Exactly as given, restate each record that follows.

━━━━━━━━

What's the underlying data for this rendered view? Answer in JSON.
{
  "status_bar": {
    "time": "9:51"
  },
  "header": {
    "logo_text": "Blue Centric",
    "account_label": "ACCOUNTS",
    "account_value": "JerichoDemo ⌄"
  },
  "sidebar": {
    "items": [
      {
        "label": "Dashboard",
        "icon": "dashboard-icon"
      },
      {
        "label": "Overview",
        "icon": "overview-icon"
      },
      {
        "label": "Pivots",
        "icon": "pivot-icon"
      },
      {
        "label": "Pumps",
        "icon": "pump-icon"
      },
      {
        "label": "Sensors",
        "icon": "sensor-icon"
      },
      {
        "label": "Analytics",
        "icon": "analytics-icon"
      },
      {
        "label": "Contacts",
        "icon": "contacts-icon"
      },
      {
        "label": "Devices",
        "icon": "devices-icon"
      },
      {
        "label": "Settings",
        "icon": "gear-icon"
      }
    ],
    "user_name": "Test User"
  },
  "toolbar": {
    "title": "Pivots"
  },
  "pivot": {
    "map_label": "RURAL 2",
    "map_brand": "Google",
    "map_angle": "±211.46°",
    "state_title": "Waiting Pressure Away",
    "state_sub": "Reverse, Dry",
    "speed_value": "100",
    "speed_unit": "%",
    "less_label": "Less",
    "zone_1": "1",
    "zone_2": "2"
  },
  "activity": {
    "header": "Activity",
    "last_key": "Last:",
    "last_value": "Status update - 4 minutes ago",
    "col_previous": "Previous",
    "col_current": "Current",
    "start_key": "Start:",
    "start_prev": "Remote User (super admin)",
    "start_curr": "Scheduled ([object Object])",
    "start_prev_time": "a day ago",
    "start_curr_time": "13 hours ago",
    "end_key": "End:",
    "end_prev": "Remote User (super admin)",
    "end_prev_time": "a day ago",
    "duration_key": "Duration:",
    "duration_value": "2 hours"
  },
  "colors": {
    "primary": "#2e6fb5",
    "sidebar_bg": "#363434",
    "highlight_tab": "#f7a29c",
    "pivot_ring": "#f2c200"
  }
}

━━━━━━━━

-- Answer space --
What's the underlying data for this rendered view? Answer in JSON.
{
  "status_bar": {
    "time": "9:51"
  },
  "header": {
    "logo_text": "Blue Centric",
    "account_label": "ACCOUNTS",
    "account_value": "JerichoDemo ⌄"
  },
  "sidebar": {
    "items": [
      {
        "label": "Dashboard",
        "icon": "dashboard-icon"
      },
      {
        "label": "Overview",
        "icon": "overview-icon"
      },
      {
        "label": "Pivots",
        "icon": "pivot-icon"
      },
      {
        "label": "Pumps",
        "icon": "pump-icon"
      },
      {
        "label": "Sensors",
        "icon": "sensor-icon"
      },
      {
        "label": "Analytics",
        "icon": "analytics-icon"
      },
      {
        "label": "Contacts",
        "icon": "contacts-icon"
      },
      {
        "label": "Devices",
        "icon": "devices-icon"
      },
      {
        "label": "Settings",
        "icon": "gear-icon"
      }
    ],
    "user_name": "Test User"
  },
  "toolbar": {
    "title": "Pivots"
  },
  "pivot": {
    "map_label": "RURAL 2",
    "map_brand": "Google",
    "map_angle": "±211.46°",
    "state_title": "Waiting Pressure Away",
    "state_sub": "Reverse, Dry",
    "speed_value": "100",
    "speed_unit": "%",
    "less_label": "Less",
    "zone_1": "1",
    "zone_2": "2"
  },
  "activity": {
    "header": "Activity",
    "last_key": "Last:",
    "last_value": "Status update - 4 minutes ago",
    "col_previous": "Previous",
    "col_current": "Current",
    "start_key": "Start:",
    "start_prev": "Remote User (super admin)",
    "start_curr": "Scheduled ([object Object])",
    "start_prev_time": "a day ago",
    "start_curr_time": "13 hours ago",
    "end_key": "End:",
    "end_prev": "Remote User (super admin)",
    "end_prev_time": "a day ago",
    "duration_key": "Duration:",
    "duration_value": "2 hours"
  },
  "colors": {
    "primary": "#2e6fb5",
    "sidebar_bg": "#363434",
    "highlight_tab": "#f7a29c",
    "pivot_ring": "#f2c200"
  }
}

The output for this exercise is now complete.